The area’s most
extraordinary phase was during the medieval era, when the valleys were a refuge
for Byzantine Christians. The religious troglodytes established monastic
settlements, and their cave churches add a biblical solemnity to the Flintstones-like region.
The Göreme Open-Air Museum, a World Heritage site,
has the best collection of chapels and living quarters, most dating to around
the 11th century.
Here are some must-see and must-dos while you're in the area:
Despite centuries of
weathering and vandalism, many of the frescoes (or more accurately seccos,
painted on dry rather than wet plaster) are glorious, colourful sights. The
Dark Church has the best examples: multicoloured angels cover the pillars and
vaulted ceilings, along with scenes such as the birth of Jesus, with an ox and
ass poking their noses into the manger. As the church’s name suggests, the lack

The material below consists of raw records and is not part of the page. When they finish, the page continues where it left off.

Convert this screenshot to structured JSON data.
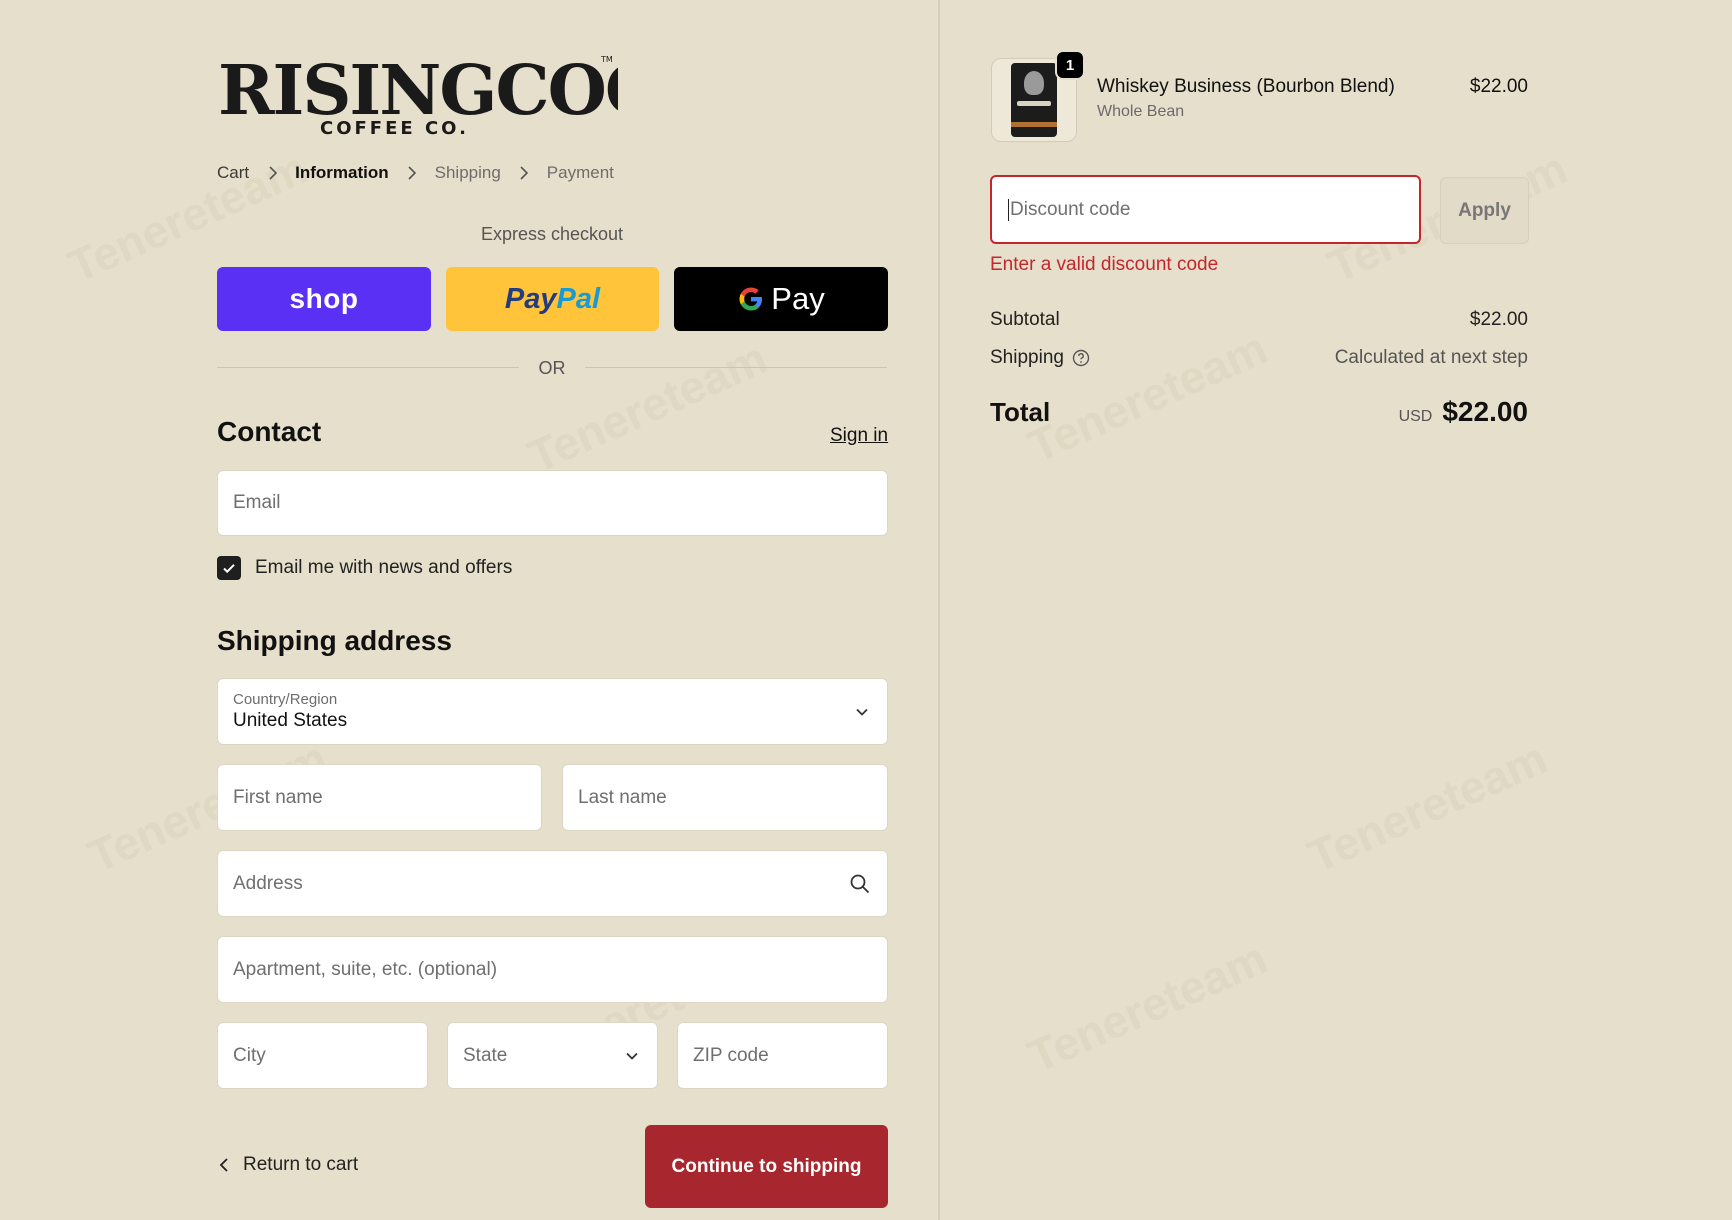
{
  "brand": {
    "name_main": "RISINGCOCK",
    "name_sub": "COFFEE CO.",
    "trademark": "TM"
  },
  "breadcrumb": [
    {
      "label": "Cart",
      "state": "link"
    },
    {
      "label": "Information",
      "state": "active"
    },
    {
      "label": "Shipping",
      "state": "muted"
    },
    {
      "label": "Payment",
      "state": "muted"
    }
  ],
  "express": {
    "title": "Express checkout",
    "shop_label": "shop",
    "paypal_label_a": "Pay",
    "paypal_label_b": "Pal",
    "gpay_label": "Pay",
    "or_label": "OR"
  },
  "contact": {
    "title": "Contact",
    "sign_in": "Sign in",
    "email_placeholder": "Email",
    "newsletter_label": "Email me with news and offers",
    "newsletter_checked": true
  },
  "shipping_address": {
    "title": "Shipping address",
    "country_label": "Country/Region",
    "country_value": "United States",
    "first_name_placeholder": "First name",
    "last_name_placeholder": "Last name",
    "address_placeholder": "Address",
    "apartment_placeholder": "Apartment, suite, etc. (optional)",
    "city_placeholder": "City",
    "state_placeholder": "State",
    "zip_placeholder": "ZIP code"
  },
  "footer": {
    "return_label": "Return to cart",
    "continue_label": "Continue to shipping"
  },
  "order": {
    "item": {
      "name": "Whiskey Business (Bourbon Blend)",
      "variant": "Whole Bean",
      "price": "$22.00",
      "quantity": "1"
    },
    "discount": {
      "placeholder": "Discount code",
      "apply_label": "Apply",
      "error": "Enter a valid discount code"
    },
    "subtotal_label": "Subtotal",
    "subtotal_value": "$22.00",
    "shipping_label": "Shipping",
    "shipping_value": "Calculated at next step",
    "total_label": "Total",
    "currency": "USD",
    "total_value": "$22.00"
  },
  "watermark": "Tenereteam",
  "colors": {
    "background": "#e6dfcb",
    "shop_pay": "#5a31f4",
    "paypal": "#ffc439",
    "gpay": "#000000",
    "primary_button": "#a8262d",
    "error": "#c4262e"
  }
}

of light has preserved the representations, which still look fresh and vivid
after a millennium.
Other monastic complexes
nestle in the valleys, many recalling Star
Wars backdrops (but don’t believe mischievous guides who claim
Chewbacca was ever here). The most popular for a stroll is Ihlara Valley -
filled with riverside greenery, birdsong and a string of churches cut into the
base of towering cliffs.
Explore underground cities
The local Christians were
persecuted, first by the Romans and then raiding Muslims, and they often had to
hide from hostile forces. When they heard hoof beats, they would abandon the
cave churches and go underground - quite literally. Beneath Cappadocia’s rock
formations is a network of subterranean cities, which housed up to 10,000
people each. The largest discovered are almost ten levels deep, with narrow
passages connecting the floors like hamster tunnels.
Touring the cities, you pass stables with handles used to tether
the animals, churches with altars and baptism pools, walls with air circulation
holes, granaries with grindstones and blackened kitchens with ovens. The
ventilation shafts were disguised as wells, and chunky rolling-stone doors
served as last lines of defence. Not many artefacts remain - the inhabitants
took their possessions when they returned to the surface - but the cities give
a sense of life continuing in tough conditions.